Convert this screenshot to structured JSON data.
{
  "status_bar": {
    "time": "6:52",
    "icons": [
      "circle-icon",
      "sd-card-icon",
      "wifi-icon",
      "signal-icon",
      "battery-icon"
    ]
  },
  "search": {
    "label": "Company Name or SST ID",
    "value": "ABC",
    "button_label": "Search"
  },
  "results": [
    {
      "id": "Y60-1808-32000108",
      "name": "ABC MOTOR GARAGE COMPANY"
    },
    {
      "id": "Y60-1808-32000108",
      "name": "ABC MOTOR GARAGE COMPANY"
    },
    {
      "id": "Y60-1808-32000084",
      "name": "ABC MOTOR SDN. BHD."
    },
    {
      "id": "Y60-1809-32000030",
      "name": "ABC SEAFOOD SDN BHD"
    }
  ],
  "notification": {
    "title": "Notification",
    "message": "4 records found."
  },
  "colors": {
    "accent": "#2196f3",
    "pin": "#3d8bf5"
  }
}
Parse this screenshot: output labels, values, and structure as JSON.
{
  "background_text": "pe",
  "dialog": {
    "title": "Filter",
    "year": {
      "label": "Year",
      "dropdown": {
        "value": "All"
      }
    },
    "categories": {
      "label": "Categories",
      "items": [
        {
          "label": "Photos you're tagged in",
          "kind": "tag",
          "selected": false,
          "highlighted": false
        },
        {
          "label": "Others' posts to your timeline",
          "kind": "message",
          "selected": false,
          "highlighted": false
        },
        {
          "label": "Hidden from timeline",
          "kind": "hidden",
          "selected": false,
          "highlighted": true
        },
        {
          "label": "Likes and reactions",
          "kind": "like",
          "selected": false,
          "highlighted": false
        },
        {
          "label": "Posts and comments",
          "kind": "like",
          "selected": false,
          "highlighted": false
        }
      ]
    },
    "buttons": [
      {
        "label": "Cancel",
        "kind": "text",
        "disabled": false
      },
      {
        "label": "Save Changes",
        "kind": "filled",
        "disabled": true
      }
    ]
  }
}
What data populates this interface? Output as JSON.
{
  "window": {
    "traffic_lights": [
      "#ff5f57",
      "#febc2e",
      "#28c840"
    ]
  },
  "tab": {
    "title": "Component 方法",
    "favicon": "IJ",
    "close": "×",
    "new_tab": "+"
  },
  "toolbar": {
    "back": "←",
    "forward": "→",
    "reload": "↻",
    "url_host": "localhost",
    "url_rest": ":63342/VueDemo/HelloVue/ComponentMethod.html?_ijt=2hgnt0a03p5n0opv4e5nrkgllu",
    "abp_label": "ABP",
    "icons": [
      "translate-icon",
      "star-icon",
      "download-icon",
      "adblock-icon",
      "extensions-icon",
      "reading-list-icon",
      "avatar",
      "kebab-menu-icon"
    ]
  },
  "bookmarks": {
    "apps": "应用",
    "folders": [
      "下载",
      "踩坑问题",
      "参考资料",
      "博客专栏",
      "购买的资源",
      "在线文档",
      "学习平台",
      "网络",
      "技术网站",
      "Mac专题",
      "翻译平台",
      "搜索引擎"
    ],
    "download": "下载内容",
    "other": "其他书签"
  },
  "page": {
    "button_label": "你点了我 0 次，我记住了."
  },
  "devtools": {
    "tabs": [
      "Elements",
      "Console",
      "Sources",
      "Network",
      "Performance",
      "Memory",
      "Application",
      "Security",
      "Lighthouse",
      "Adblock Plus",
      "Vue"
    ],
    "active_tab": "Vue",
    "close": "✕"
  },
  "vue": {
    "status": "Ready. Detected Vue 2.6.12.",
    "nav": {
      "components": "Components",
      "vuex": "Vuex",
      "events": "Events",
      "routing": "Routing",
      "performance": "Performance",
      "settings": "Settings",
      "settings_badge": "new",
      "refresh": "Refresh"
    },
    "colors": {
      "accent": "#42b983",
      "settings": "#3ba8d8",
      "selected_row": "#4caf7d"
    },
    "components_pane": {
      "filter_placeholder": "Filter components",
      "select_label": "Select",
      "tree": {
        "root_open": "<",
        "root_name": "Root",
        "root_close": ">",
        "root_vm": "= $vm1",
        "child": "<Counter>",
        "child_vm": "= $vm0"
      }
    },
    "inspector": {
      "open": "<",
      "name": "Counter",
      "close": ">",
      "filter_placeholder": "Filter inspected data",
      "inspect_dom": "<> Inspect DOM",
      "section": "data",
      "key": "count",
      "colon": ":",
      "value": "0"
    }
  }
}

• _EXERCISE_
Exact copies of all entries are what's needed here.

• _COMPLETED TASK_
Convert this screenshot to structured JSON data.
{
  "status_bar": {
    "time": "6:52",
    "icons": [
      "circle-icon",
      "sd-card-icon",
      "wifi-icon",
      "signal-icon",
      "battery-icon"
    ]
  },
  "search": {
    "label": "Company Name or SST ID",
    "value": "ABC",
    "button_label": "Search"
  },
  "results": [
    {
      "id": "Y60-1808-32000108",
      "name": "ABC MOTOR GARAGE COMPANY"
    },
    {
      "id": "Y60-1808-32000108",
      "name": "ABC MOTOR GARAGE COMPANY"
    },
    {
      "id": "Y60-1808-32000084",
      "name": "ABC MOTOR SDN. BHD."
    },
    {
      "id": "Y60-1809-32000030",
      "name": "ABC SEAFOOD SDN BHD"
    }
  ],
  "notification": {
    "title": "Notification",
    "message": "4 records found."
  },
  "colors": {
    "accent": "#2196f3",
    "pin": "#3d8bf5"
  }
}
Parse this screenshot: output labels, values, and structure as JSON.
{
  "background_text": "pe",
  "dialog": {
    "title": "Filter",
    "year": {
      "label": "Year",
      "dropdown": {
        "value": "All"
      }
    },
    "categories": {
      "label": "Categories",
      "items": [
        {
          "label": "Photos you're tagged in",
          "kind": "tag",
          "selected": false,
          "highlighted": false
        },
        {
          "label": "Others' posts to your timeline",
          "kind": "message",
          "selected": false,
          "highlighted": false
        },
        {
          "label": "Hidden from timeline",
          "kind": "hidden",
          "selected": false,
          "highlighted": true
        },
        {
          "label": "Likes and reactions",
          "kind": "like",
          "selected": false,
          "highlighted": false
        },
        {
          "label": "Posts and comments",
          "kind": "like",
          "selected": false,
          "highlighted": false
        }
      ]
    },
    "buttons": [
      {
        "label": "Cancel",
        "kind": "text",
        "disabled": false
      },
      {
        "label": "Save Changes",
        "kind": "filled",
        "disabled": true
      }
    ]
  }
}
What data populates this interface? Output as JSON.
{
  "window": {
    "traffic_lights": [
      "#ff5f57",
      "#febc2e",
      "#28c840"
    ]
  },
  "tab": {
    "title": "Component 方法",
    "favicon": "IJ",
    "close": "×",
    "new_tab": "+"
  },
  "toolbar": {
    "back": "←",
    "forward": "→",
    "reload": "↻",
    "url_host": "localhost",
    "url_rest": ":63342/VueDemo/HelloVue/ComponentMethod.html?_ijt=2hgnt0a03p5n0opv4e5nrkgllu",
    "abp_label": "ABP",
    "icons": [
      "translate-icon",
      "star-icon",
      "download-icon",
      "adblock-icon",
      "extensions-icon",
      "reading-list-icon",
      "avatar",
      "kebab-menu-icon"
    ]
  },
  "bookmarks": {
    "apps": "应用",
    "folders": [
      "下载",
      "踩坑问题",
      "参考资料",
      "博客专栏",
      "购买的资源",
      "在线文档",
      "学习平台",
      "网络",
      "技术网站",
      "Mac专题",
      "翻译平台",
      "搜索引擎"
    ],
    "download": "下载内容",
    "other": "其他书签"
  },
  "page": {
    "button_label": "你点了我 0 次，我记住了."
  },
  "devtools": {
    "tabs": [
      "Elements",
      "Console",
      "Sources",
      "Network",
      "Performance",
      "Memory",
      "Application",
      "Security",
      "Lighthouse",
      "Adblock Plus",
      "Vue"
    ],
    "active_tab": "Vue",
    "close": "✕"
  },
  "vue": {
    "status": "Ready. Detected Vue 2.6.12.",
    "nav": {
      "components": "Components",
      "vuex": "Vuex",
      "events": "Events",
      "routing": "Routing",
      "performance": "Performance",
      "settings": "Settings",
      "settings_badge": "new",
      "refresh": "Refresh"
    },
    "colors": {
      "accent": "#42b983",
      "settings": "#3ba8d8",
      "selected_row": "#4caf7d"
    },
    "components_pane": {
      "filter_placeholder": "Filter components",
      "select_label": "Select",
      "tree": {
        "root_open": "<",
        "root_name": "Root",
        "root_close": ">",
        "root_vm": "= $vm1",
        "child": "<Counter>",
        "child_vm": "= $vm0"
      }
    },
    "inspector": {
      "open": "<",
      "name": "Counter",
      "close": ">",
      "filter_placeholder": "Filter inspected data",
      "inspect_dom": "<> Inspect DOM",
      "section": "data",
      "key": "count",
      "colon": ":",
      "value": "0"
    }
  }
}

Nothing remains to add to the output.